Patrick Gray is the elected President of the Midcounties Co-operative Society, one of the country’s more go-ahead independent coops. He talks of the Group in due course considering “a staged process of allowing its regions to spin off (taking their share of debt with them), putting them back under the direct control of local members as self-governing societies”.
This is an intriguing idea, putting completely into reverse the moves in the cooperative movement over recent decades towards the ‘one big society’ – or in other words, towards what we now know as the Co-operative Group. Midcounties is one of a very small number of regional societies not to have allowed itself to fall into the Group’s embrace.
I can see that there could be attractions in the idea of the Group unravelling recent history and establishing a network of autonomous regional cooperatives, which would presumably continue to share the already-existing joint buying group and the national coop brand. I could see how these regionals could, for example, choose to structure themselves as multi-stakeholder coops, inviting employees to participate (and perhaps invest) jointly with the shopper-members. Perhaps other individual investors could also be brought into the governance framework.

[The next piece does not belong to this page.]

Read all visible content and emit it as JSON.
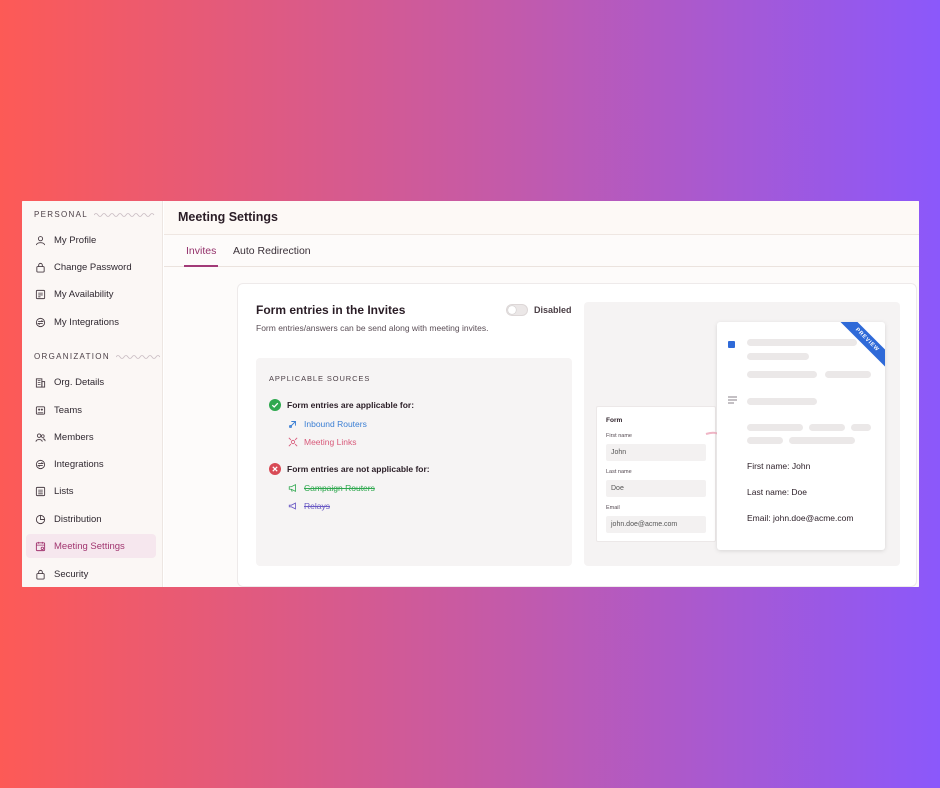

Could this really be achieved, however? I imagine the drive would have to come from one or more of the Co-op Group’s existing seven Regional Boards and whether the current composition of these Boards is adequate to the task is a moot point. It would be easier to start in Wales and in Scotland, where there are strong national cooperative development agencies and where there could be political support for the idea of new retail coop societies. I admit to pondering as well whether this idea could work in my own part of England, Yorkshire, where the former Yorkshire Co-op disappeared first into United NorWest and then into the Group a decade or so ago.
Downsides? Management energy and effort being distracted into these restructures at a time when the Group is in need of focusing on its core business activity. And perhaps a longer term worry that smaller regional coops would struggle to find the competent senior management they would need to succeed. What we wouldn’t want to end up with is a network of unsuccessful mini-Co-op Groups across the country.